Since my Motorola service monitor is "on the Fritz", I am using my Singer-Gertsch FM-10C service monitor. The FM-10C uses 2-each 20 dB external attenuators in series when measuring the sensitivity of receivers. Unfortunately, these attenuators are both long and fairly fragile (they stick straight out from the front panel). Therefore, I decided to build an external attenuator that uses switches to select the amount of attenuation needed to measure the sensitivity of receivers.
Basically, I chose to incorporate 2-each 6 dB, 1-each 20 dB, and 1-each 40 dB sections. Since we are dealing with voltage 6 dB attenuation cuts the signal in half and 2-each 6 dB sections cut the voltage to 1/4. A single 20 dB section reduces the signal by 10 and a single 40 dB section reduces the signal by 100.
Most of the time spent building the attenuator was selecting resistor values that came within at least 1-percent of the "ideal" values. To accomplish this, I measured individual resistors with a digital multimeter and selected, in virtually all cases, 2-individual resistors which, when put in series, came the closest to the "ideal" value. In all cases, the total resistance was well within 1-percent and in a couple of cases within less than 0.1-percent.
The "ideal" value of the resistors was calculated using the "on-line" calculator located at
Just "throwing" a switch is much easier than adding and removing the external attenuators.

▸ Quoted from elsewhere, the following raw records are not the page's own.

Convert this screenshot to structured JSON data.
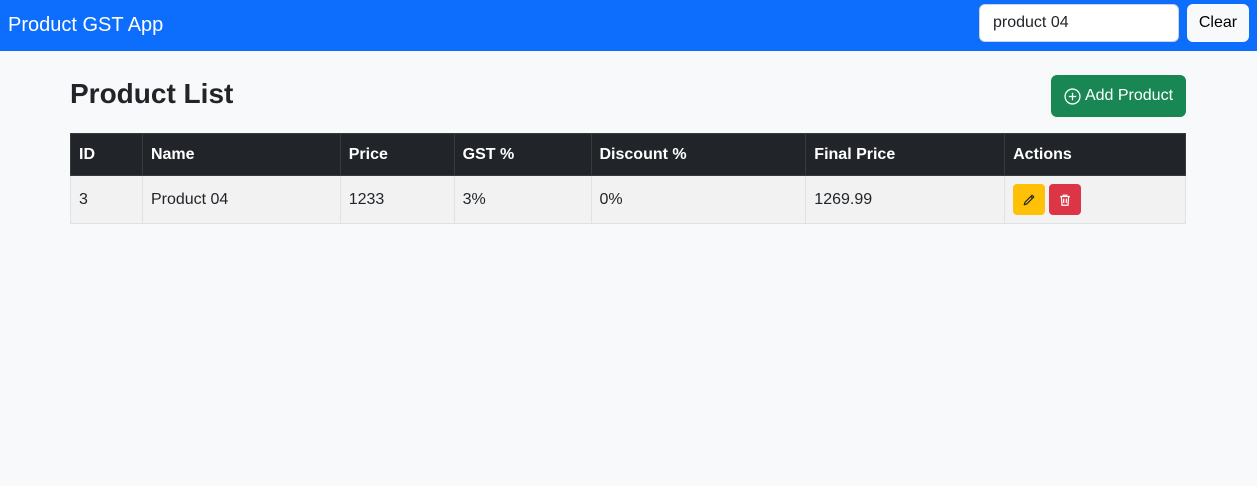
{
  "navbar": {
    "brand": "Product GST App",
    "search_value": "product 04",
    "clear_label": "Clear"
  },
  "page": {
    "title": "Product List",
    "add_label": "Add Product"
  },
  "table": {
    "headers": [
      "ID",
      "Name",
      "Price",
      "GST %",
      "Discount %",
      "Final Price",
      "Actions"
    ],
    "rows": [
      {
        "id": "3",
        "name": "Product 04",
        "price": "1233",
        "gst": "3%",
        "discount": "0%",
        "final": "1269.99"
      }
    ]
  },
  "icons": {
    "add": "plus-circle-icon",
    "edit": "pencil-icon",
    "delete": "trash-icon"
  },
  "colors": {
    "navbar": "#0d6efd",
    "add_button": "#198754",
    "edit_button": "#ffc107",
    "delete_button": "#dc3545",
    "table_header": "#212529"
  }
}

The aluminum "mini-box" and the slide switches came from Radio Shack. The truth be known, Radio Shack has the best value on aluminum mini-boxes these days at $3.29 each. They were $2.99 but the price went up around 6-months ago. I usually "buy out" the supply of these mini-boxes at my local Radio Shack whenever I am there. I know that some day they will no longer stock them and, therefore, I try to keep a number of them "on hand" for all sorts of projects.